Leslie Dietiker Wins 2022 Metcalf Award for Excellence in Teaching
Wheelock associate professor makes math fun for her teacher-students
Leslie Dietiker’s student evaluations compliment her courses as “enriching” and “thought-provoking.” Even “inspiring.”
She teaches math.
Or rather, she teaches future high school teachers how to teach math so that it’s fun, overcoming what she calls “persistent negative student attitudes toward mathematics.” (Having spent 17 years teaching the topic at a San Francisco high school, she knows whereof she speaks.) Her approach has earned her this year’s Metcalf Award for Excellence in Teaching.
Among her tactics for spicing up the study of numbers, Dietiker, a Wheelock College of Education & Human Development associate professor of mathematics education, takes her teacher-students on “mathematical tours.” On these field trips to Boston, students use math in ways both practical (calculating the percentage of city land reserved for green space) and whimsical (comparing the length of the Boston Marathon to the length of all the trucks used for the Big Dig).
“Typically, when math teachers and teacher educators think about making mathematics interesting to students,” Dietiker tells BU Today, “it often is approached through connecting mathematics with something nonmathematical that is in itself interesting”—say, the math behind sending rockets to the moon, or music. “However, I’m focused on making the mathematical content interesting.”
Beyond her make-math-fun mantra, Dietiker aims to roll back what she calls mathematics’ role as a locked gate to educational opportunity for marginalized communities.
“In many math classes,” she says, “teachers and textbooks are positioned as the mathematical authorities, and students are limited to deriving predetermined answers.” Having to absorb facts revealed by experts, she says, “students are not given the opportunity to engage in mathematical activity and thinking in creative and meaningful ways. This usually results in students who are not able to identify with doing mathematics, and do not, therefore, view it as part of their lives outside the classroom.”
She challenges teachers in her courses to “read and discuss how authority, positioning, and status works to limit access, participation, and what/who is valued in mathematics learning spaces,” she says. “Teaching to address inequity requires teachers to develop ways to solicit varied students’ thinking, to recognize and value the underlying insight of student contributions in whatever form it is expressed, as opposed to just focusing on final answers, and to enable students to learn how their experiences outside of school, such as their home life, can inform their mathematical work.”
Colleagues note the invaluableness of her upending traditional math teaching.
“For most of the students in our programs, they experienced a mathematics curriculum that was frequently dry, uninteresting, disjointed, and shallow,” wrote Aaron Brakoniecki, a Wheelock lecturer in mathematics education and program director, in a letter nominating Dietiker for a Metcalf. “Part of her challenge as instructor is to, over the course of one semester, get her teacher-students to rethink the 12 years of dull and disconnected mathematics lessons, and imagine what a redesigned mathematics curriculum could be that is specifically designed to engage and intrigue students.

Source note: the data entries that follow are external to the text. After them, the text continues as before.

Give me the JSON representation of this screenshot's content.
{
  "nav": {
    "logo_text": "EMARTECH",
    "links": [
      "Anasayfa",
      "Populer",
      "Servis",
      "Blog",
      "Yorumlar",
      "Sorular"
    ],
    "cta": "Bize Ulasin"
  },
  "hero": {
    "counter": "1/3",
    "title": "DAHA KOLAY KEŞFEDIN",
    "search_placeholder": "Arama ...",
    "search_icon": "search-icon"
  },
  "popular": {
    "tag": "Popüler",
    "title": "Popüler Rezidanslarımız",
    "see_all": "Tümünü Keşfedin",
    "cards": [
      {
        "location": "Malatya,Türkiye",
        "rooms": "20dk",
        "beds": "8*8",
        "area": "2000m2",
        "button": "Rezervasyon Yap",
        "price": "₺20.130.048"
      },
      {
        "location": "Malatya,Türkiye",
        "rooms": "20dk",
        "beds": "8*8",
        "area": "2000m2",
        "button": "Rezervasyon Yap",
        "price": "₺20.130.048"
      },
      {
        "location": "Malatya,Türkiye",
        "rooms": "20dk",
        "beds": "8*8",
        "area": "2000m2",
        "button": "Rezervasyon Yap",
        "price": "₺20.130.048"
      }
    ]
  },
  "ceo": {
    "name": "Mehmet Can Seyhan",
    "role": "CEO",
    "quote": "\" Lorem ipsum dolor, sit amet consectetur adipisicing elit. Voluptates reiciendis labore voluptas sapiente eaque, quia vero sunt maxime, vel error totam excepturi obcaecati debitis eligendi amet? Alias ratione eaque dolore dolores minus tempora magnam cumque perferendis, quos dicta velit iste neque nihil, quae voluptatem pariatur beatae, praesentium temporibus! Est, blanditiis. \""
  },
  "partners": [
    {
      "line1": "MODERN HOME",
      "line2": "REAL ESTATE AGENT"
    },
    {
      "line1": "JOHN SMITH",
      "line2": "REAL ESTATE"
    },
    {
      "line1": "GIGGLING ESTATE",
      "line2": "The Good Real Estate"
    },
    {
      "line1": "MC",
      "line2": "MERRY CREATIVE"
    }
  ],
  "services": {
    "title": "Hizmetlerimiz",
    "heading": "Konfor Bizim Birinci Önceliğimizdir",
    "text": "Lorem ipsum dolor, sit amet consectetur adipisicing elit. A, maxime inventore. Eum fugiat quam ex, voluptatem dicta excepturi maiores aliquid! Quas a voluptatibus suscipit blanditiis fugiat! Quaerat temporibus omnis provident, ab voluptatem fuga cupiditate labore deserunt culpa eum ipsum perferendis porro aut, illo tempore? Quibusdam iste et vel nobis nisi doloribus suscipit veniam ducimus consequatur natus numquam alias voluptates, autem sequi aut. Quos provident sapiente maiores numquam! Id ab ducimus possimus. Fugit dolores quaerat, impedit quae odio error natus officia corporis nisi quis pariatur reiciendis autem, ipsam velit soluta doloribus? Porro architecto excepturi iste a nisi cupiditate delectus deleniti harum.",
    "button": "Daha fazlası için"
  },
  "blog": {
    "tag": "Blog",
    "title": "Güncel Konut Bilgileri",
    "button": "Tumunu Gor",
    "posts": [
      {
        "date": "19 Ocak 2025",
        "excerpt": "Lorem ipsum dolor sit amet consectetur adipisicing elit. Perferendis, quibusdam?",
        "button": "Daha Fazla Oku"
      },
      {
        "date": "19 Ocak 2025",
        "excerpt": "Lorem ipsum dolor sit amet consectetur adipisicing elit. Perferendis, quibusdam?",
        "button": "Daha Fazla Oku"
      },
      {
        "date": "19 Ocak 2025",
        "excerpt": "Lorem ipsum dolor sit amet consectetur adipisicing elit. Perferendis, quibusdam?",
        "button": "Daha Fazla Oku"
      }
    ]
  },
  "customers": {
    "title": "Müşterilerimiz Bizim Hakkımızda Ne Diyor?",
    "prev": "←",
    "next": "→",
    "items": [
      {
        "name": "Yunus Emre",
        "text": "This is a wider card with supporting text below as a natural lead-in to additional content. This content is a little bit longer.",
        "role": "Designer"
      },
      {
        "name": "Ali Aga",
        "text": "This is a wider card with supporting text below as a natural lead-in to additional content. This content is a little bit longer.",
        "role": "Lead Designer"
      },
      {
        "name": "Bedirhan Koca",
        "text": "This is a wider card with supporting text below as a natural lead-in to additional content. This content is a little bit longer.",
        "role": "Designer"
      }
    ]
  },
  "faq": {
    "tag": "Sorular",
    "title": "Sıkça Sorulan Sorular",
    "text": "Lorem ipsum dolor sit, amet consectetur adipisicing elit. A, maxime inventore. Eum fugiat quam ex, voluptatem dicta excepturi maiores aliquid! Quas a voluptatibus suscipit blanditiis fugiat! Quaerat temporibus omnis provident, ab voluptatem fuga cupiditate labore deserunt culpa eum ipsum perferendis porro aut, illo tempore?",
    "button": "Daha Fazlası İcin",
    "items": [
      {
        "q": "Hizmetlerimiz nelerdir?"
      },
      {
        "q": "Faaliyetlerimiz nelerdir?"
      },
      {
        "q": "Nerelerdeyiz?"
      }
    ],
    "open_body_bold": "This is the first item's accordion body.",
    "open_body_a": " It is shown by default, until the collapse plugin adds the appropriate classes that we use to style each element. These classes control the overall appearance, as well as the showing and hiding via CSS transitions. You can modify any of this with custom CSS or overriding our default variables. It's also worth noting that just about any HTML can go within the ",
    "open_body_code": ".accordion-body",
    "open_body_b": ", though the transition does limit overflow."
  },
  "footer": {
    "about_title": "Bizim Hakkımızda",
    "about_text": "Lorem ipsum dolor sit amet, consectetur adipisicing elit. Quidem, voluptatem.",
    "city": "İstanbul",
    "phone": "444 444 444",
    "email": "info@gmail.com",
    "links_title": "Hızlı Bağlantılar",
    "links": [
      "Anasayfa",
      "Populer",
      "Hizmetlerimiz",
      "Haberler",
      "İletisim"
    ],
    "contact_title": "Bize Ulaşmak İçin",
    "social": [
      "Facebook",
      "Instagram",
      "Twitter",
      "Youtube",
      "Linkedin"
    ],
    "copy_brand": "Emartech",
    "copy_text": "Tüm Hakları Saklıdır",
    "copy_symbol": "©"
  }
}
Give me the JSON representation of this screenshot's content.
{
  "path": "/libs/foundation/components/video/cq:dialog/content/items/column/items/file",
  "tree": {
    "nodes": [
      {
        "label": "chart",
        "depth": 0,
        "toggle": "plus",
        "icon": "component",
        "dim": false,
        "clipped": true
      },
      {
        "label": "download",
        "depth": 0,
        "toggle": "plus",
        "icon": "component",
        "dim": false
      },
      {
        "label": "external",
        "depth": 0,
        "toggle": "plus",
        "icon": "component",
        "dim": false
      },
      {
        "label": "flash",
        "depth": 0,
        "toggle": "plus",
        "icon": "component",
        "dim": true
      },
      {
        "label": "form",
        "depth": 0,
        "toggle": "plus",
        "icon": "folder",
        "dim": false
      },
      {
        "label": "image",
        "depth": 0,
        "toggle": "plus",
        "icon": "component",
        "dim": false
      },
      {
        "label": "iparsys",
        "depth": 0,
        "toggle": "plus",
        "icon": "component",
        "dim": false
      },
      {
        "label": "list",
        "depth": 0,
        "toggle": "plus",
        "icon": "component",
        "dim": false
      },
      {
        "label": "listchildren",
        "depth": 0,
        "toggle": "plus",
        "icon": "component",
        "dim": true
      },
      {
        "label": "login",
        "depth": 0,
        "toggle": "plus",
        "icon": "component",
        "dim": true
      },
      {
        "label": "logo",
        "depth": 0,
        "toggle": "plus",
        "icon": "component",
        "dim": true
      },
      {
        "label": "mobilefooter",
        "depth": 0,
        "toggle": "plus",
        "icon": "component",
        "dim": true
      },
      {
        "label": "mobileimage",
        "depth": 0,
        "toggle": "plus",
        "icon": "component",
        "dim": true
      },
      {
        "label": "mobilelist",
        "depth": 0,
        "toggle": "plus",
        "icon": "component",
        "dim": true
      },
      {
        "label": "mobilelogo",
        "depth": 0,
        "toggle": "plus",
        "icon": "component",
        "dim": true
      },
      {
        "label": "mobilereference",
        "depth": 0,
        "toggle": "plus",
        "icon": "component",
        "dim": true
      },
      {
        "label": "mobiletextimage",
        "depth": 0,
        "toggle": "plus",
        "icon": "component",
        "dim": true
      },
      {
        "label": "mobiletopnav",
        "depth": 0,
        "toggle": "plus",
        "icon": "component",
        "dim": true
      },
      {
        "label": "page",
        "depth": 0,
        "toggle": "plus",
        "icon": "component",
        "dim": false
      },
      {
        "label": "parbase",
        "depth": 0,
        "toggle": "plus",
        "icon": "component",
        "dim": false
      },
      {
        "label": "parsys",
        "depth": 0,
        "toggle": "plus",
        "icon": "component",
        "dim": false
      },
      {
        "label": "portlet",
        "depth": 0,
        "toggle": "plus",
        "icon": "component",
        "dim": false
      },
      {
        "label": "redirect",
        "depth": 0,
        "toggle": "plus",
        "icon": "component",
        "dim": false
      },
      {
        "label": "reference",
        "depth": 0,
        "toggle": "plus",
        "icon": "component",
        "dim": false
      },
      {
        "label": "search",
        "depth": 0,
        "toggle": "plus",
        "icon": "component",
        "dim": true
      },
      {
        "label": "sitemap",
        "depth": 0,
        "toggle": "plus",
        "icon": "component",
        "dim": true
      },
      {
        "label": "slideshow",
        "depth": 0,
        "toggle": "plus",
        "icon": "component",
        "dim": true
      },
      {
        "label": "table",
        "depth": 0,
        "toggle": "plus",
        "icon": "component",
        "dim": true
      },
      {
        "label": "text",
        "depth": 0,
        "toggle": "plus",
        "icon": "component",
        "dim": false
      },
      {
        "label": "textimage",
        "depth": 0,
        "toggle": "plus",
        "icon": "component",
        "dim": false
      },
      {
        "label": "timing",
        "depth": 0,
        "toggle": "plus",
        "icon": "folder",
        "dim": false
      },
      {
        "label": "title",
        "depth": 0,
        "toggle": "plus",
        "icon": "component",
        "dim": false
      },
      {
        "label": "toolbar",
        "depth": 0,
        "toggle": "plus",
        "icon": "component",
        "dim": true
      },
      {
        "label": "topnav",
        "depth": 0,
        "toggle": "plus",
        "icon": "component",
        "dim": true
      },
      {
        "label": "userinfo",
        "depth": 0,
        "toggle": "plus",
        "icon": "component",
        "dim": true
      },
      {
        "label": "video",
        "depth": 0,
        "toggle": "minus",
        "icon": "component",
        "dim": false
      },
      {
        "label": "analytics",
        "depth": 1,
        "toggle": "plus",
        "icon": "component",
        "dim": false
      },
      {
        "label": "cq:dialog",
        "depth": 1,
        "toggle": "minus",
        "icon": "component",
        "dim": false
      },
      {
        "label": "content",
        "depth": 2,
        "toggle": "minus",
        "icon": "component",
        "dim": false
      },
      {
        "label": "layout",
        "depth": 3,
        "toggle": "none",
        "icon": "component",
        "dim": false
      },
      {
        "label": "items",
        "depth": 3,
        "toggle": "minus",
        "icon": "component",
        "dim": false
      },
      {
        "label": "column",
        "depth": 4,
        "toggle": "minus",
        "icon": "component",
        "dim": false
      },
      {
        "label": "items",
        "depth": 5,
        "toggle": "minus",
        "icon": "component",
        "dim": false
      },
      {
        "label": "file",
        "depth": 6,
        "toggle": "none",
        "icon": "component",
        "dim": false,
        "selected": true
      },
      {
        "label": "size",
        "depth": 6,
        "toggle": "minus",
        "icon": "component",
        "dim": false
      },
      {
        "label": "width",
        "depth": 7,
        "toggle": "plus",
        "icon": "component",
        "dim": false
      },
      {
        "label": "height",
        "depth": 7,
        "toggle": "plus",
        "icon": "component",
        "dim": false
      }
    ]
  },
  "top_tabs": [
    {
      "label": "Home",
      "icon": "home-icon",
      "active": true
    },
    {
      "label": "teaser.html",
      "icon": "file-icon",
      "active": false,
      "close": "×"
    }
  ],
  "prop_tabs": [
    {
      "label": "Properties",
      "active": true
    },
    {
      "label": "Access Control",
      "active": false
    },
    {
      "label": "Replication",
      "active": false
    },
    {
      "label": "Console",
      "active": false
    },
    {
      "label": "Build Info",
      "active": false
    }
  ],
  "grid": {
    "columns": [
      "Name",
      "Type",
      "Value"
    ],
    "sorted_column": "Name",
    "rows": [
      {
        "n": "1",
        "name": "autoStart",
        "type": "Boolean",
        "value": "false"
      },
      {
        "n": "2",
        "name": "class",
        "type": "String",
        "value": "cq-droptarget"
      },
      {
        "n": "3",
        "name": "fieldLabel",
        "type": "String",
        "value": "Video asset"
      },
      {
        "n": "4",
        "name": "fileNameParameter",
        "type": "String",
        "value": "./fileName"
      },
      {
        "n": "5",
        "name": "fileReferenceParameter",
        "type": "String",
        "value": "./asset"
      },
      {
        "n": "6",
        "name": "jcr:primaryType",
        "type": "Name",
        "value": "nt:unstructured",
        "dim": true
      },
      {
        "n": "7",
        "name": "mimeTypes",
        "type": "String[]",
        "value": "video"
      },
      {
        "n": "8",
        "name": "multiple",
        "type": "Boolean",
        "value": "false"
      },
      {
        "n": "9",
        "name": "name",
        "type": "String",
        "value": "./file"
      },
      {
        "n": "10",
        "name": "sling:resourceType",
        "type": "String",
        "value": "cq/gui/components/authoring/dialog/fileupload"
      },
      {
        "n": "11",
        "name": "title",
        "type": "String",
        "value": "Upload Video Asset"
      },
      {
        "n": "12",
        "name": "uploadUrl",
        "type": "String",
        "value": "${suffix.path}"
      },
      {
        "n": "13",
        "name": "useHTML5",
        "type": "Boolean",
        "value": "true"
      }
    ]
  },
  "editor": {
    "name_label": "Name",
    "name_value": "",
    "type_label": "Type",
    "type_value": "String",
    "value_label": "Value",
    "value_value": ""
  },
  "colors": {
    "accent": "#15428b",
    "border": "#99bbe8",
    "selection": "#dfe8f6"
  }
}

“Leslie asks her teacher-students to be bold and think in multiple dimensions, analyzing how individual lessons can be structured…and how ideas in units can be sequenced together to tell engaging stories about mathematics that motivate students to continue exploring and wondering about new mathematical insights.”
Eleonora Villegas-Reimers, a Wheelock clinical professor and chair of teaching and learning, wrote in her nominating letter that “teaching math and teaching how to teach math are two different although connected areas of expertise. Dr. Dietiker has mastered both fully.”
She “has accomplished all of this beautifully as reflected in her course evaluations, which consistently rate her as an outstanding instructor. Her courses are rated as extremely helpful and engaging experiences, which matches the comments we hear regularly from doctoral students and postdoctoral fellows working in her research projects.”
In addition to her decade on the BU faculty, Dietiker serves on the board of the International Society of the Design and Development of Education and the advisory board of the nonprofit CPM Educational Program. Through CPM, which provides middle and high schools with meaningful math curriculum and professional development, she has been lead author on seven math texts for grades 6 through 12. She also leads professional development for schools in greater Boston.
Dietiker earned a PhD at Michigan State University and a bachelor’s in mathematics at California State University in San Luis Obispo.
A gift from the late Arthur G. B. Metcalf (Wheelock’35, Hon.’74), a BU Board of Trustees chair emeritus and former professor, funds the Metcalf Cup and Prize and the Metcalf Awards for Excellence in Teaching, created in 1973 as the University’s highest teaching honors. The Cup and Prize winner receives $10,000; the Award winner $5,000. A University committee selects winners based on statements of nominees’ teaching philosophy, supporting letters from colleagues and students, and classroom observations of the nominees.
The winner of this year’s Metcalf Cup and Prize is Constance A. Brown, a School of Law clinical professor of law. The Metcalf awards will be presented at the University’s 149th Commencement on May 22.